US stocks rise following better-than-expected jobs report

US stocks ended higher after data showed the economy added 4.8 million jobs in June.

On Thursday, the Dow Jones Industrial Average advanced 92.39 points, or 0.36 per cent, to 25,827.36. The S&P 500 rose 14.15 points, or 0.45 per cent, to 3,130.01. The Nasdaq Composite Index was up 53.00 points, or 0.52 per cent, to 10,207.63, Xinhua news agency reported.

Nine of the 11 primary S&P 500 sectors closed higher, with materials and energy up 1.85 per cent and 1.13 per cent, respectively, leading the gainers. Real estate and communication services, however, struggled.

Total nonfarm payroll employment in the United States rose by 4.8 million in June, the US Bureau of Labor Statistics reported Thursday, beating market consensus. The unemployment rate declined to 11.1 per cent from 13.3 per cent in May. Economists were expecting a rate of 12.4 per cent, according to Dow Jones.

“These improvements in the labor market reflected the continued resumption of economic activity that had been curtailed in March and April due to the coronavirus (COVID-19) pandemic and efforts to contain it,” said the bureau in a statement.

Meanwhile, US initial jobless claims registered 1.427 million in the week ending June 27, the Department of Labor said in a separate report released on Thursday. Economists polled by MarketWatch had forecast 1.4 million new claims.

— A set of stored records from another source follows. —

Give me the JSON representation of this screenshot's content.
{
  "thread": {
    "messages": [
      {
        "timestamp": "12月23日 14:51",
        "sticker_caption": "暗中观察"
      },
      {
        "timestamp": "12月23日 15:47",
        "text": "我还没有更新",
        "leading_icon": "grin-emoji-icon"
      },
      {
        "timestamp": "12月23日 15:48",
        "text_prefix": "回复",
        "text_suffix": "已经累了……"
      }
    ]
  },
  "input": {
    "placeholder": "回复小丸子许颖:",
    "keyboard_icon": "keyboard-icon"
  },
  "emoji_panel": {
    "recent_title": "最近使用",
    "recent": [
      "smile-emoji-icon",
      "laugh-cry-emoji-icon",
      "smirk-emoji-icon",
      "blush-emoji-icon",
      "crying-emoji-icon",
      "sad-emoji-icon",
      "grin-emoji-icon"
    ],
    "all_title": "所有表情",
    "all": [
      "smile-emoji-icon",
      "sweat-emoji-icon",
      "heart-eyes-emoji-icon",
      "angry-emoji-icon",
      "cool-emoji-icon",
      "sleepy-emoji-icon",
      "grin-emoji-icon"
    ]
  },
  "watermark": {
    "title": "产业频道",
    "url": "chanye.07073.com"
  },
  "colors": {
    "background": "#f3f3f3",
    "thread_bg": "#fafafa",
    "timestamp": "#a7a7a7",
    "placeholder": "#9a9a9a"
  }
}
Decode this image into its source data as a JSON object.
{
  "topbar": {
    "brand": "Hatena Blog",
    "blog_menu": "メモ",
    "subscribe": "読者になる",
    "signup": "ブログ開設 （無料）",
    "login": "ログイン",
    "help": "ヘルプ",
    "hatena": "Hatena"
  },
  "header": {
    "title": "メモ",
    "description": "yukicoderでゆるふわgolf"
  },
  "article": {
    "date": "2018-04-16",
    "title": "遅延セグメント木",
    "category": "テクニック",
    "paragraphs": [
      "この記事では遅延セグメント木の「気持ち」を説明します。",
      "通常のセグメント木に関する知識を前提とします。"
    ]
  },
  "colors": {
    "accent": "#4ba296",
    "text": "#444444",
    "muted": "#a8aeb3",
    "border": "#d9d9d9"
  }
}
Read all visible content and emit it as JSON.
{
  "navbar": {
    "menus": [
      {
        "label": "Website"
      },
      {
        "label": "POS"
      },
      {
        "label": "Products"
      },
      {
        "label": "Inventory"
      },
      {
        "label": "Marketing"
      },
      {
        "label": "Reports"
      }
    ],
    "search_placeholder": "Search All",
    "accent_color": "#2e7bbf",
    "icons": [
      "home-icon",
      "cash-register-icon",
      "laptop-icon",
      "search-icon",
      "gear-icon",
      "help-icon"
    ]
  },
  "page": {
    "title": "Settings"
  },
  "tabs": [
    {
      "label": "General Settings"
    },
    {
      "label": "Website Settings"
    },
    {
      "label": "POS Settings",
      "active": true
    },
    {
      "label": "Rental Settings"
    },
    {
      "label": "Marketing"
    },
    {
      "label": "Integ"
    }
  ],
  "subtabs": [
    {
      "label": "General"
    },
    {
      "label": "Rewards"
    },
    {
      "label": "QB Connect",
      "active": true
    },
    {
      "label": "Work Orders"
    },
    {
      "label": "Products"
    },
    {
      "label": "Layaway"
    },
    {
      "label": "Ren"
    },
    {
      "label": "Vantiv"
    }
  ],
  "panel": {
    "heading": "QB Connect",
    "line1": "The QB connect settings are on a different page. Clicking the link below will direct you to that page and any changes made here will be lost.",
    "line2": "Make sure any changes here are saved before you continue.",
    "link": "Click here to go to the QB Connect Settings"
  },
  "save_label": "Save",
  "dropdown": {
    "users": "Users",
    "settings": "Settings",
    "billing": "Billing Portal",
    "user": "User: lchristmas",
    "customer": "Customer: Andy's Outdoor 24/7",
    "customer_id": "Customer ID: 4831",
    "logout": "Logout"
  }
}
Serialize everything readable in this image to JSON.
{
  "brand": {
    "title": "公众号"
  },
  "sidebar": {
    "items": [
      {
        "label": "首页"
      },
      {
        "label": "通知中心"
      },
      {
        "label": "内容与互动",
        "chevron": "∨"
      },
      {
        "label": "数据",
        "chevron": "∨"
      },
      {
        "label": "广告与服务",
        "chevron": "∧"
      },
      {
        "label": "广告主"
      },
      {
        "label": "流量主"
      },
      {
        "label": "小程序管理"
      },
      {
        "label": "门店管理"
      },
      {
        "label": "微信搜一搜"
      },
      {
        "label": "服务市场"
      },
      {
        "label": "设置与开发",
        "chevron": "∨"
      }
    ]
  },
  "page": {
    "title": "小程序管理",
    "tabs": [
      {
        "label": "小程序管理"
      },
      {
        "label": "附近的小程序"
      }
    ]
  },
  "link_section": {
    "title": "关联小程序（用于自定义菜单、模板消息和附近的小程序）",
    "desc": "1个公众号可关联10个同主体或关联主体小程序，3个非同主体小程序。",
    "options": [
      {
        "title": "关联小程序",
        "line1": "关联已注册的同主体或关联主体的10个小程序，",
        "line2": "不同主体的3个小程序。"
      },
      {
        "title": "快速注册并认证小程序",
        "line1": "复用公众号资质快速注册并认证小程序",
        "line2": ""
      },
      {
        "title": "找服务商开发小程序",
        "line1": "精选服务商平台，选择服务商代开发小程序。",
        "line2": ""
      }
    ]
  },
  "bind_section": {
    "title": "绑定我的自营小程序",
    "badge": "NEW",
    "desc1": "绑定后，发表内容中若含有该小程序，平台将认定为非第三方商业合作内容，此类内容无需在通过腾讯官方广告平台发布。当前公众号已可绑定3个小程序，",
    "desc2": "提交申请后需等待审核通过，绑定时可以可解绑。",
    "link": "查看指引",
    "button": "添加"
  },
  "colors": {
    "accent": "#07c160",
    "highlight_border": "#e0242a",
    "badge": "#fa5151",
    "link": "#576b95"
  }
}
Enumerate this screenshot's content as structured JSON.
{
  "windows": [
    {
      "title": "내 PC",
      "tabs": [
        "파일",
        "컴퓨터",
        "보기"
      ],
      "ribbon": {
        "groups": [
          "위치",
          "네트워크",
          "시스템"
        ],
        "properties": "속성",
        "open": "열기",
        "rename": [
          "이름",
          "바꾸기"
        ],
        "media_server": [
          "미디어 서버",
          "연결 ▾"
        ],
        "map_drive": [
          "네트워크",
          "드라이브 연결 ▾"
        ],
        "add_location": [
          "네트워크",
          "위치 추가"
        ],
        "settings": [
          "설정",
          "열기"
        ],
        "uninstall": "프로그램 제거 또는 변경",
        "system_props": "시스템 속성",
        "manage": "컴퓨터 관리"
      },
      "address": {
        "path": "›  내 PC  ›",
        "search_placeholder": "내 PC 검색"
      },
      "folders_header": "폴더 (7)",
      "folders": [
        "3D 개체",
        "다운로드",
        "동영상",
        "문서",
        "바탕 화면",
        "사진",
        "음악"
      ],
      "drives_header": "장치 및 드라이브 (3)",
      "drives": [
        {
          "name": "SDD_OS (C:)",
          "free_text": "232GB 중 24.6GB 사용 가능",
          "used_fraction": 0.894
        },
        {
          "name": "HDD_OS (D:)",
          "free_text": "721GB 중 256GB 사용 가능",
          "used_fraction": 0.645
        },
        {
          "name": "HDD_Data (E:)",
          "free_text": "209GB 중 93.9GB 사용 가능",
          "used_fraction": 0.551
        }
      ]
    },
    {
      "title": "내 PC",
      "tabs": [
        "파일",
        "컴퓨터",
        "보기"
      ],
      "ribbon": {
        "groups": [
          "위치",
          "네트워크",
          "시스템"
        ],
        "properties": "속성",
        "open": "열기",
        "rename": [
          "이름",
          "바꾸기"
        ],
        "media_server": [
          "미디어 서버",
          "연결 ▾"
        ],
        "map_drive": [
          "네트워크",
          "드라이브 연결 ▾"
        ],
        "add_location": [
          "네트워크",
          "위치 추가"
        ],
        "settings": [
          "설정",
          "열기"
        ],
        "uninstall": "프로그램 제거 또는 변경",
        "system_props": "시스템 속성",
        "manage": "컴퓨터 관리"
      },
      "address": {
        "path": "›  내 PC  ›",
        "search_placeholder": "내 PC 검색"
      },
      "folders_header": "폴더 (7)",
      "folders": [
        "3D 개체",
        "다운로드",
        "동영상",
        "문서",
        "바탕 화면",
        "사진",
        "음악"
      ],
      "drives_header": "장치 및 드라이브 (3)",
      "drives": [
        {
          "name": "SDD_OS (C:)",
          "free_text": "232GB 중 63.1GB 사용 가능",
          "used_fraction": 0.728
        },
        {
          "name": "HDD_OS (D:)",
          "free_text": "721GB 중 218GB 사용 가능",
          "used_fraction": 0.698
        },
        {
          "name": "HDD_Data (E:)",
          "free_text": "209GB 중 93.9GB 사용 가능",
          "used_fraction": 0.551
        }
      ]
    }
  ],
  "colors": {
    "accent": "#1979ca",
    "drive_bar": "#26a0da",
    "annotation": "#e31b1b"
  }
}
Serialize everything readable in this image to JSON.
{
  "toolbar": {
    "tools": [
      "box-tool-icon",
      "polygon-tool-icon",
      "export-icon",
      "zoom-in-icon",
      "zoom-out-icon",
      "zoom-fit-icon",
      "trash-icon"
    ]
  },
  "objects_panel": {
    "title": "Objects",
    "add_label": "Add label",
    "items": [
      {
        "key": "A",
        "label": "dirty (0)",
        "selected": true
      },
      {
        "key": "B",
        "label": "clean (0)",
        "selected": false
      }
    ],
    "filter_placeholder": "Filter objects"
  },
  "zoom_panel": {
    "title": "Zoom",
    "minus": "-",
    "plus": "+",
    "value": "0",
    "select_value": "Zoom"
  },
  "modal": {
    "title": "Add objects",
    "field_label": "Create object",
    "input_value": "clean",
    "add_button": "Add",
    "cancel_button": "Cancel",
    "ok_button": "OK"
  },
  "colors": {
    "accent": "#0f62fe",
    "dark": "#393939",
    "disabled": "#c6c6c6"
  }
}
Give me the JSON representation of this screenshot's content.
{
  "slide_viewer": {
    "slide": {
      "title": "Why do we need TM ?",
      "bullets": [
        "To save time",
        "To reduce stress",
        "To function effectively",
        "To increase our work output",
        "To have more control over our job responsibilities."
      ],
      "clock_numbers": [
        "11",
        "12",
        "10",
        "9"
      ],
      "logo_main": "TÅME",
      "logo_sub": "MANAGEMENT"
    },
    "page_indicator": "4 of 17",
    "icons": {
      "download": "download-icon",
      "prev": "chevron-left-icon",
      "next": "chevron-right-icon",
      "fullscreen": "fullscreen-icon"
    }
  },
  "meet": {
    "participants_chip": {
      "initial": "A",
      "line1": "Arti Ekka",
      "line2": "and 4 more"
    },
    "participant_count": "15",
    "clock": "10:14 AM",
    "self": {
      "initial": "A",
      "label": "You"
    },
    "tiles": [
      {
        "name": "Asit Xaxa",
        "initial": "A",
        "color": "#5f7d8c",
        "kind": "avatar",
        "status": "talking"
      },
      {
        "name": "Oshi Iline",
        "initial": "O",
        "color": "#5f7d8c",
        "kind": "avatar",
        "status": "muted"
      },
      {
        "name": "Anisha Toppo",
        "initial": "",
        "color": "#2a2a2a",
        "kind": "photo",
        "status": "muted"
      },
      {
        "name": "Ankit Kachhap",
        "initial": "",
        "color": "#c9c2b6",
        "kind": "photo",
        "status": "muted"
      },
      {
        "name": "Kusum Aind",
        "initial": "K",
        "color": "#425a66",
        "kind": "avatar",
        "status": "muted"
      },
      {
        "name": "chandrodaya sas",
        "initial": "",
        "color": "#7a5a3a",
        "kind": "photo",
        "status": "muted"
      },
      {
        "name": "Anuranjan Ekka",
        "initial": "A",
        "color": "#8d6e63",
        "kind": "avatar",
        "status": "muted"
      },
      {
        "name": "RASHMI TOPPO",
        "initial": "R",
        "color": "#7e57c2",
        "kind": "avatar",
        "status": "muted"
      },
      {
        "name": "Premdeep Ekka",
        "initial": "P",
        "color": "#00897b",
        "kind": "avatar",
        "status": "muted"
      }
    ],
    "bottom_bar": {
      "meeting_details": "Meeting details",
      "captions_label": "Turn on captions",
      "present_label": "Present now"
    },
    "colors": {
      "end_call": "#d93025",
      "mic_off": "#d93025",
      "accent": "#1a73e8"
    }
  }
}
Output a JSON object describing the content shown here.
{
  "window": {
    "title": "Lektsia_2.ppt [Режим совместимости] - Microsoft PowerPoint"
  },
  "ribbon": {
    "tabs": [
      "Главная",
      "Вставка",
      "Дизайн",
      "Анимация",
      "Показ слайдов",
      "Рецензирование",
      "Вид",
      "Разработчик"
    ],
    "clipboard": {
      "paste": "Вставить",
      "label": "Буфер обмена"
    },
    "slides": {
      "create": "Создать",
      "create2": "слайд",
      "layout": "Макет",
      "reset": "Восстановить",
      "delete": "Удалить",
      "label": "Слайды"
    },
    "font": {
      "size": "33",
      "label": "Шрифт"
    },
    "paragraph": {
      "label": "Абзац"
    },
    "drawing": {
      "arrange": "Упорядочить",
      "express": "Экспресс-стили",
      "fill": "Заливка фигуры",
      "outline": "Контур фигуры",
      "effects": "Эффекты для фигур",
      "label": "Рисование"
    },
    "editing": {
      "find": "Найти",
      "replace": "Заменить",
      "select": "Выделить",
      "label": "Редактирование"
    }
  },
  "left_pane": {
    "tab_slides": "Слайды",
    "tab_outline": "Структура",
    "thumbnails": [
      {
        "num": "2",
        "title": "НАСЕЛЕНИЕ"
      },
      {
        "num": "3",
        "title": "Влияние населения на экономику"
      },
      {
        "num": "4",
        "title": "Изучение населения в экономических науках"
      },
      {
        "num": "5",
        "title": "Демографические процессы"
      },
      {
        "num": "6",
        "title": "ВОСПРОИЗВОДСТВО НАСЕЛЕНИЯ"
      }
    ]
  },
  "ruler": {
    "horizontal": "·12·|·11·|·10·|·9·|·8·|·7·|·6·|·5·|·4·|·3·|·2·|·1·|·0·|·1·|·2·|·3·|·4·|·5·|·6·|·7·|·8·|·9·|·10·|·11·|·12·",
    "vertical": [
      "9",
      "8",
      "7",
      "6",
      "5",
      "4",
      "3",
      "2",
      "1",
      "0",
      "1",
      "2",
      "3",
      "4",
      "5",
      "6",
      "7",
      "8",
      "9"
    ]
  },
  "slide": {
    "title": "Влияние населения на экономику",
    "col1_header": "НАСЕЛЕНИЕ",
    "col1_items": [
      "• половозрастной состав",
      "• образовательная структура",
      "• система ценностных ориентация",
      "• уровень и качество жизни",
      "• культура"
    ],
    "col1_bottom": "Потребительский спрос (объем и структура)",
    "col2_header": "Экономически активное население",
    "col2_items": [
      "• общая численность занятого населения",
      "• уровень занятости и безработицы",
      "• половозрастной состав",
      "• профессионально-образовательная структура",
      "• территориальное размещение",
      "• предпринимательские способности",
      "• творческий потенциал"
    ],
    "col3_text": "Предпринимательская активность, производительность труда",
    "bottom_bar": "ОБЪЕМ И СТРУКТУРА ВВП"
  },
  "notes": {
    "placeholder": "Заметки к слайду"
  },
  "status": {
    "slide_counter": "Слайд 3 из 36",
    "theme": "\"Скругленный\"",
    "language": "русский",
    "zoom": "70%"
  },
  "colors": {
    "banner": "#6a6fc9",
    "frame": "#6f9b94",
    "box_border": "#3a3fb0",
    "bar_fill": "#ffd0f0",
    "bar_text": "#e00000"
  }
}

Investors continued to focus on the rising coronavirus cases across the country.

More than 2.7 million confirmed COVID-19 cases have been reported in the United States, with over 128,000 deaths, as of Thursday afternoon, according to the Center for Systems Science and Engineering at Johns Hopkins University.

US markets will close on Friday for the Independence Day holiday.